Web page and app entries:
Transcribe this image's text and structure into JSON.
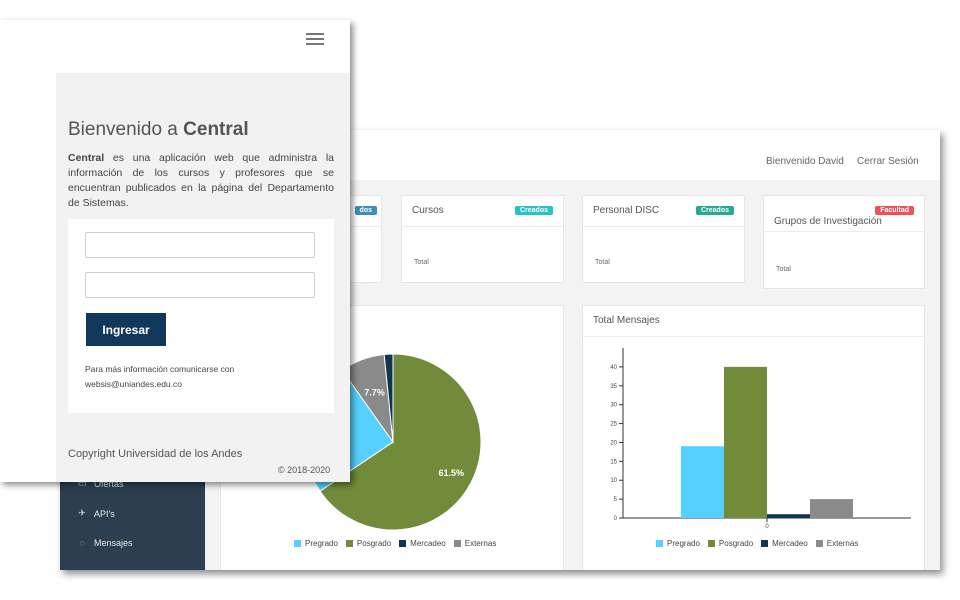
{
  "header": {
    "greeting": "Bienvenido David",
    "logout": "Cerrar Sesión"
  },
  "colors": {
    "pregrado": "#55d0ff",
    "posgrado": "#718b3a",
    "mercadeo": "#0f3551",
    "externas": "#8a8a8a",
    "sidebar": "#2c3e50",
    "login_button": "#11385b"
  },
  "cards": [
    {
      "title": "",
      "badge": "dos",
      "badge_color": "#3c8dbc",
      "total": ""
    },
    {
      "title": "Cursos",
      "badge": "Creados",
      "badge_color": "#2bc0c4",
      "total": "Total"
    },
    {
      "title": "Personal DISC",
      "badge": "Creados",
      "badge_color": "#26a98f",
      "total": "Total"
    },
    {
      "title": "Grupos de Investigación",
      "badge": "Facultad",
      "badge_color": "#e8535e",
      "total": "Total"
    }
  ],
  "sidebar": {
    "items": [
      {
        "label": "Ofertas",
        "icon": "briefcase-icon"
      },
      {
        "label": "API's",
        "icon": "plane-icon"
      },
      {
        "label": "Mensajes",
        "icon": "chat-icon"
      }
    ]
  },
  "login": {
    "title_prefix": "Bienvenido a ",
    "title_strong": "Central",
    "desc_strong": "Central",
    "desc_rest": " es una aplicación web que administra la información de los cursos y profesores que se encuentran publicados en la página del Departamento de Sistemas.",
    "username_value": "",
    "password_value": "",
    "button": "Ingresar",
    "info_line1": "Para más información comunicarse con",
    "info_line2": "websis@uniandes.edu.co",
    "copyright": "Copyright Universidad de los Andes",
    "year": "© 2018-2020"
  },
  "chart_data": [
    {
      "type": "pie",
      "title": "",
      "slices": [
        {
          "label": "Pregrado",
          "value": 23.1
        },
        {
          "label": "Posgrado",
          "value": 61.5,
          "data_label": "61.5%"
        },
        {
          "label": "Mercadeo",
          "value": 1.5
        },
        {
          "label": "Externas",
          "value": 7.7,
          "data_label": "7.7%"
        }
      ],
      "legend": [
        "Pregrado",
        "Posgrado",
        "Mercadeo",
        "Externas"
      ],
      "legend_placement": "bottom"
    },
    {
      "type": "bar",
      "title": "Total Mensajes",
      "categories": [
        "0"
      ],
      "series": [
        {
          "name": "Pregrado",
          "values": [
            19
          ]
        },
        {
          "name": "Posgrado",
          "values": [
            40
          ]
        },
        {
          "name": "Mercadeo",
          "values": [
            1
          ]
        },
        {
          "name": "Externas",
          "values": [
            5
          ]
        }
      ],
      "yticks": [
        "0",
        "5",
        "10",
        "15",
        "20",
        "25",
        "30",
        "35",
        "40"
      ],
      "ylim": [
        0,
        45
      ],
      "grid": false,
      "legend_placement": "bottom"
    }
  ]
}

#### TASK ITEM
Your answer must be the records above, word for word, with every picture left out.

#### ANSWER TO THIS EXERCISE
Transcribe this image's text and structure into JSON.
{
  "header": {
    "greeting": "Bienvenido David",
    "logout": "Cerrar Sesión"
  },
  "colors": {
    "pregrado": "#55d0ff",
    "posgrado": "#718b3a",
    "mercadeo": "#0f3551",
    "externas": "#8a8a8a",
    "sidebar": "#2c3e50",
    "login_button": "#11385b"
  },
  "cards": [
    {
      "title": "",
      "badge": "dos",
      "badge_color": "#3c8dbc",
      "total": ""
    },
    {
      "title": "Cursos",
      "badge": "Creados",
      "badge_color": "#2bc0c4",
      "total": "Total"
    },
    {
      "title": "Personal DISC",
      "badge": "Creados",
      "badge_color": "#26a98f",
      "total": "Total"
    },
    {
      "title": "Grupos de Investigación",
      "badge": "Facultad",
      "badge_color": "#e8535e",
      "total": "Total"
    }
  ],
  "sidebar": {
    "items": [
      {
        "label": "Ofertas",
        "icon": "briefcase-icon"
      },
      {
        "label": "API's",
        "icon": "plane-icon"
      },
      {
        "label": "Mensajes",
        "icon": "chat-icon"
      }
    ]
  },
  "login": {
    "title_prefix": "Bienvenido a ",
    "title_strong": "Central",
    "desc_strong": "Central",
    "desc_rest": " es una aplicación web que administra la información de los cursos y profesores que se encuentran publicados en la página del Departamento de Sistemas.",
    "username_value": "",
    "password_value": "",
    "button": "Ingresar",
    "info_line1": "Para más información comunicarse con",
    "info_line2": "websis@uniandes.edu.co",
    "copyright": "Copyright Universidad de los Andes",
    "year": "© 2018-2020"
  },
  "chart_data": [
    {
      "type": "pie",
      "title": "",
      "slices": [
        {
          "label": "Pregrado",
          "value": 23.1
        },
        {
          "label": "Posgrado",
          "value": 61.5,
          "data_label": "61.5%"
        },
        {
          "label": "Mercadeo",
          "value": 1.5
        },
        {
          "label": "Externas",
          "value": 7.7,
          "data_label": "7.7%"
        }
      ],
      "legend": [
        "Pregrado",
        "Posgrado",
        "Mercadeo",
        "Externas"
      ],
      "legend_placement": "bottom"
    },
    {
      "type": "bar",
      "title": "Total Mensajes",
      "categories": [
        "0"
      ],
      "series": [
        {
          "name": "Pregrado",
          "values": [
            19
          ]
        },
        {
          "name": "Posgrado",
          "values": [
            40
          ]
        },
        {
          "name": "Mercadeo",
          "values": [
            1
          ]
        },
        {
          "name": "Externas",
          "values": [
            5
          ]
        }
      ],
      "yticks": [
        "0",
        "5",
        "10",
        "15",
        "20",
        "25",
        "30",
        "35",
        "40"
      ],
      "ylim": [
        0,
        45
      ],
      "grid": false,
      "legend_placement": "bottom"
    }
  ]
}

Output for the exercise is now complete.